The International Football Association Board, the game's lawmaking body, reported on Friday that unplanned handball that prompts a partner to score a goal or having a goalscoring opportunity would presently don't be viewed as an offense from July 1.
That news came under 24 hours after Fulham were denied a merited second-half equalizer against Tottenham because of a handball ruling.
Josh Maja put the ball in the back of the net for the Cottagers; however, the goal was precluded after VAR replays showed that, in the development, the ball had cannoned into Mario's hand Lemina from a Davinson Sanchez clearance when he was yards away.
Parker, whose relegation-battling team lost that game 1-0, said at his Friday press conference:
"I have just heard now that IFAB have decided to change that rule, which is disappointing.
"My stance on VAR is not going to change. We are looking for perfection, and I am not just talking about football but about the world we live in.
"You take a selfie and you put 14 filters on to get the perfect complexion or the perfect coloured eyes and the reality is that there is something more to that and something deeper which is what we all want.
"We are trying to create a sterile, perfect-scenario game which I think ultimately in the end is going to destroy it. The game is about raw emotion.
"When the fans come back into the stadium and they experience first-hand the disappointment that can happen, and how it works. It is going to leave everyone disappointed at times.
"That has always been my main worry and my main issue. From what has gone from just trying to get the real big decisions right has slowly turned into practically every decision in the game, trying to iron out any imperfection we have.
"When you are trying to do that you are going to lose something more important.
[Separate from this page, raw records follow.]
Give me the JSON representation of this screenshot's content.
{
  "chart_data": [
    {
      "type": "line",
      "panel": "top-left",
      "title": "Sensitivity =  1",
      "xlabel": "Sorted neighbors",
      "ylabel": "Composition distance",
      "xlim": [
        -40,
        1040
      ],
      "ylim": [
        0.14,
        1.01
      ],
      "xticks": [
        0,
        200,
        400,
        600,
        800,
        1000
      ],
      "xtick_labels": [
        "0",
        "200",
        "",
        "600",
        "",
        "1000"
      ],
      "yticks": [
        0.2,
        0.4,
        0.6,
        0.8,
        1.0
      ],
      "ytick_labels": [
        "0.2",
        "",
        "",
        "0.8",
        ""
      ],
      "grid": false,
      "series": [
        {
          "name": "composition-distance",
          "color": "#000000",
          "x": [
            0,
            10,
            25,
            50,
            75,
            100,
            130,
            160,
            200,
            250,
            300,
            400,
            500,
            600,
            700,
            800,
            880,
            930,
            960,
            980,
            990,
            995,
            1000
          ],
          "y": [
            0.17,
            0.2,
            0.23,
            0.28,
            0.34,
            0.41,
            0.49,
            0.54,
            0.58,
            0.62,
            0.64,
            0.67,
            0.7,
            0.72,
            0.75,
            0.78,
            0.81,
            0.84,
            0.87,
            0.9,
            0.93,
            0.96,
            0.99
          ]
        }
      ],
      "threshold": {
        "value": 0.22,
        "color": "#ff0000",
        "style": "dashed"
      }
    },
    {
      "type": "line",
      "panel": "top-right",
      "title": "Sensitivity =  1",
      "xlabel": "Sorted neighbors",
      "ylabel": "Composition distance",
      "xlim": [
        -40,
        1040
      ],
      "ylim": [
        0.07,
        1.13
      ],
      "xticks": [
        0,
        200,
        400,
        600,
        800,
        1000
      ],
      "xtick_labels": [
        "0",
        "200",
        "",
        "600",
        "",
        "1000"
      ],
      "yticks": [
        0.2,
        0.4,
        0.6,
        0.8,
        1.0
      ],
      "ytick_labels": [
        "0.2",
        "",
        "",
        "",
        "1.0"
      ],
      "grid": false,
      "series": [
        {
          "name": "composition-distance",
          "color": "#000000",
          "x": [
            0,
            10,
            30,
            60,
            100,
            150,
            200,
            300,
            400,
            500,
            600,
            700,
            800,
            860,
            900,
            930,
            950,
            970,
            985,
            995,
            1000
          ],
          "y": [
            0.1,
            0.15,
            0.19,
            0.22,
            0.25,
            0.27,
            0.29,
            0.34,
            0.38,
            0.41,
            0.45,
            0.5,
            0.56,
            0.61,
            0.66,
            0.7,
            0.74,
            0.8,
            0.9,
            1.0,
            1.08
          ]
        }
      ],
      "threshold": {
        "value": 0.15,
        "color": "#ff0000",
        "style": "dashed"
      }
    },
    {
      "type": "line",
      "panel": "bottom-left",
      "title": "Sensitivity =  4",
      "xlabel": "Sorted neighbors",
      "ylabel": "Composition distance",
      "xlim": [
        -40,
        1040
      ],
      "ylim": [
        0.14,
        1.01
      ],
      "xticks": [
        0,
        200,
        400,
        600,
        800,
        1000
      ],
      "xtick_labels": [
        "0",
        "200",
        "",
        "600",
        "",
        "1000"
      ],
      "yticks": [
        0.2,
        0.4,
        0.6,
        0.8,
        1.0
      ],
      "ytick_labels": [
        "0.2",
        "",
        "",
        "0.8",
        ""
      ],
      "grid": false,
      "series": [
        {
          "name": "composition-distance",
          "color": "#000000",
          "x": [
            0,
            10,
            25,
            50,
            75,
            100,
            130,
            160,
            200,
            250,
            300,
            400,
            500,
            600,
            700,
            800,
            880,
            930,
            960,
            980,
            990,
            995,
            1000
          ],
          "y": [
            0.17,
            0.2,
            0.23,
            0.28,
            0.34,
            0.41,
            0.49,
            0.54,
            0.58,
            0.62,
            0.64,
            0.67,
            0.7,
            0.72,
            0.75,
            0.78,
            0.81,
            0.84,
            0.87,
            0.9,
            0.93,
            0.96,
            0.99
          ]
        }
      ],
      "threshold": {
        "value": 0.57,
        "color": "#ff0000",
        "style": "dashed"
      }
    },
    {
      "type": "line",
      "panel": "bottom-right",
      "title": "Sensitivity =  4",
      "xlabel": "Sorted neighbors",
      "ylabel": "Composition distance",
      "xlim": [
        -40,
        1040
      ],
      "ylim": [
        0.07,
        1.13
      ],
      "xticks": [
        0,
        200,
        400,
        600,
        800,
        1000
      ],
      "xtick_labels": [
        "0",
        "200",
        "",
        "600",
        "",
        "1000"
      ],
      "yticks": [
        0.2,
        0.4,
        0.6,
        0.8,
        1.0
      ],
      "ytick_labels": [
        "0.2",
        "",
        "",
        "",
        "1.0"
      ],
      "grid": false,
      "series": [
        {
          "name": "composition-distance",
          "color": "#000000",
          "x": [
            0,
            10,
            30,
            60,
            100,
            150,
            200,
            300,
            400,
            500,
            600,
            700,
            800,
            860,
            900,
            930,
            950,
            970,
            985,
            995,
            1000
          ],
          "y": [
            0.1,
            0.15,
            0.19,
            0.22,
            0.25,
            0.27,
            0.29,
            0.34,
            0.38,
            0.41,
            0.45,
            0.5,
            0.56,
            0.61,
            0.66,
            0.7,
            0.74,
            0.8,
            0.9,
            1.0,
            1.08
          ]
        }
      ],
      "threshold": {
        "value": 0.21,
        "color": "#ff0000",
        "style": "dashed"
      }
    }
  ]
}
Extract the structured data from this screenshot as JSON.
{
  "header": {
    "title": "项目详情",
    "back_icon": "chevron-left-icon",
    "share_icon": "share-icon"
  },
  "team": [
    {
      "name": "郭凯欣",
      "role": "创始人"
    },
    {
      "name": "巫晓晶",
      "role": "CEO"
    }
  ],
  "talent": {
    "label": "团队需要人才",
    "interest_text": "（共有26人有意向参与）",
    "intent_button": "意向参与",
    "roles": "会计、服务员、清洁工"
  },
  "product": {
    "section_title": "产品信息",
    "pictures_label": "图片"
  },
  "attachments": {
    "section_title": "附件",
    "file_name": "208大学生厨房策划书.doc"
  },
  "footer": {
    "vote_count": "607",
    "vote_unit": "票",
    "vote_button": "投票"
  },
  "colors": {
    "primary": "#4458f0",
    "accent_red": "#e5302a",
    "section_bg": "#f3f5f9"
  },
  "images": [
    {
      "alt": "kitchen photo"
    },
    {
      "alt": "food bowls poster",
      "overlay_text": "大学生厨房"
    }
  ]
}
I am afraid to say for me personally, I feel like we are losing it."
Fulham will go to Anfield on Sunday to confront
, who tumbled to a record fifth sequential home loss and eighth loss in thecurrentPremier League
season on Thursday, losing 1-0 to Chelsea.
"It certainly could be (a good time to play the Reds), in the same breath you're playing a wounded animal and you're playing against a team that obviously at this moment in time are in a tricky spell and that's clear to see, but we need to be very very wary of that," the 40-year-old coach said.
"When you're playing against a wounded animal that have the quality and the class that Liverpool possess then you need to tread very very carefully, while also understanding that you approach the game in the right manner and in the right way then you can assert yourself in certain moments of this football match that maybe you have a chance of course.
"I think it's probably a little bit in between those stalls really, so huge respect for this team we're playing against but also understanding that where they are and as always trying to put a stamp on this game and trying to get something out of it."